At times when my 2 ½ year old son gets in a DVD rut, I “accidentally” pop something totally random into the player. More often than not, this doesn’t fly, and we’re doomed to a 34th viewing of Goofy’s Coconutty Monkey, or yet another Team Umizoomi quest. However, I recently had good luck with an old standby from my own grade school 16mm days, a 28-minute film from 1966 entitled Paddle-to-the-Sea, which was sufficiently different from anything my son had ever seen in the Day-Glo CGI wonderland of today’s children’s television that it held him spellbound almost from start to finish. Paddle-to-the-Sea, based on a Caldecott honored book of the same title by Holling Clancy Holling, tells the story of a miniature birchbark canoe and rider carved by an Indian boy living in a wilderness cabin north of Lake Superior. The boy carves the words “Please put me back in water—I am Paddle-to-the-Sea” on the bottom of the canoe, and releases it to flow down the river from his home into Lake Superior and beyond. Read More..

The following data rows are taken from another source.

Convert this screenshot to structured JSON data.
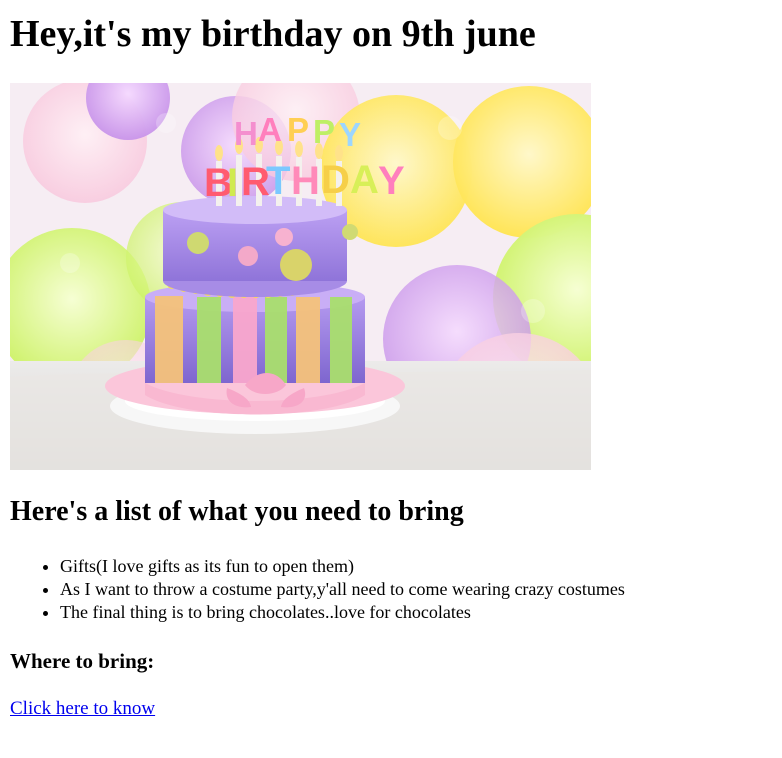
{
  "page": {
    "heading": "Hey,it's my birthday on 9th june",
    "image": {
      "name": "birthday-cake-image",
      "alt": "birthday cake",
      "cake_text_top": "HAPPY",
      "cake_text_bottom": "BIRTHDAY"
    },
    "list_heading": "Here's a list of what you need to bring",
    "items": [
      "Gifts(I love gifts as its fun to open them)",
      "As I want to throw a costume party,y'all need to come wearing crazy costumes",
      "The final thing is to bring chocolates..love for chocolates"
    ],
    "where_heading": "Where to bring:",
    "link_text": "Click here to know"
  }
}
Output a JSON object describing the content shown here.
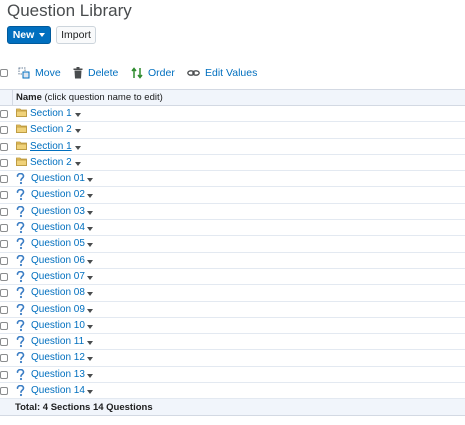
{
  "page": {
    "title": "Question Library"
  },
  "actions": {
    "new_label": "New",
    "import_label": "Import"
  },
  "toolbar": {
    "move": "Move",
    "delete": "Delete",
    "order": "Order",
    "edit_values": "Edit Values"
  },
  "table": {
    "header_bold": "Name",
    "header_rest": " (click question name to edit)",
    "rows": [
      {
        "type": "section",
        "label": "Section 1",
        "underline": false
      },
      {
        "type": "section",
        "label": "Section 2",
        "underline": false
      },
      {
        "type": "section",
        "label": "Section 1",
        "underline": true
      },
      {
        "type": "section",
        "label": "Section 2",
        "underline": false
      },
      {
        "type": "question",
        "label": "Question 01"
      },
      {
        "type": "question",
        "label": "Question 02"
      },
      {
        "type": "question",
        "label": "Question 03"
      },
      {
        "type": "question",
        "label": "Question 04"
      },
      {
        "type": "question",
        "label": "Question 05"
      },
      {
        "type": "question",
        "label": "Question 06"
      },
      {
        "type": "question",
        "label": "Question 07"
      },
      {
        "type": "question",
        "label": "Question 08"
      },
      {
        "type": "question",
        "label": "Question 09"
      },
      {
        "type": "question",
        "label": "Question 10"
      },
      {
        "type": "question",
        "label": "Question 11"
      },
      {
        "type": "question",
        "label": "Question 12"
      },
      {
        "type": "question",
        "label": "Question 13"
      },
      {
        "type": "question",
        "label": "Question 14"
      }
    ],
    "footer": "Total:  4 Sections    14 Questions"
  },
  "colors": {
    "accent": "#006fbf",
    "folder": "#e8c25e",
    "header_bg": "#f1f5fb"
  }
}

As a concerned citizen, you try to do your part. You’ve switched every light bulb in your house to those swirly compact fluorescents, you only buy produce grown within spitting distance of your kitchen table, and the closest thing to T.V. you watch is the fuel economy monitor in your Prius. And for all those best efforts, you might just be making the environment worse. Thanks. Read More..
I love Frida Kahlo. I love the brutality and the deeply personal nature of her paintings, the abandon with which she lived her life, her fierce devotion to her country and her lovers. I am intrigued by the mysteries and the ambiguities of her life. The way my coworker Kelli swoons over Abe Lincoln, growing giddy at the thought of holding a lock of Lincoln’s hair…that’s the way I feel about Frida Kahlo. Read More..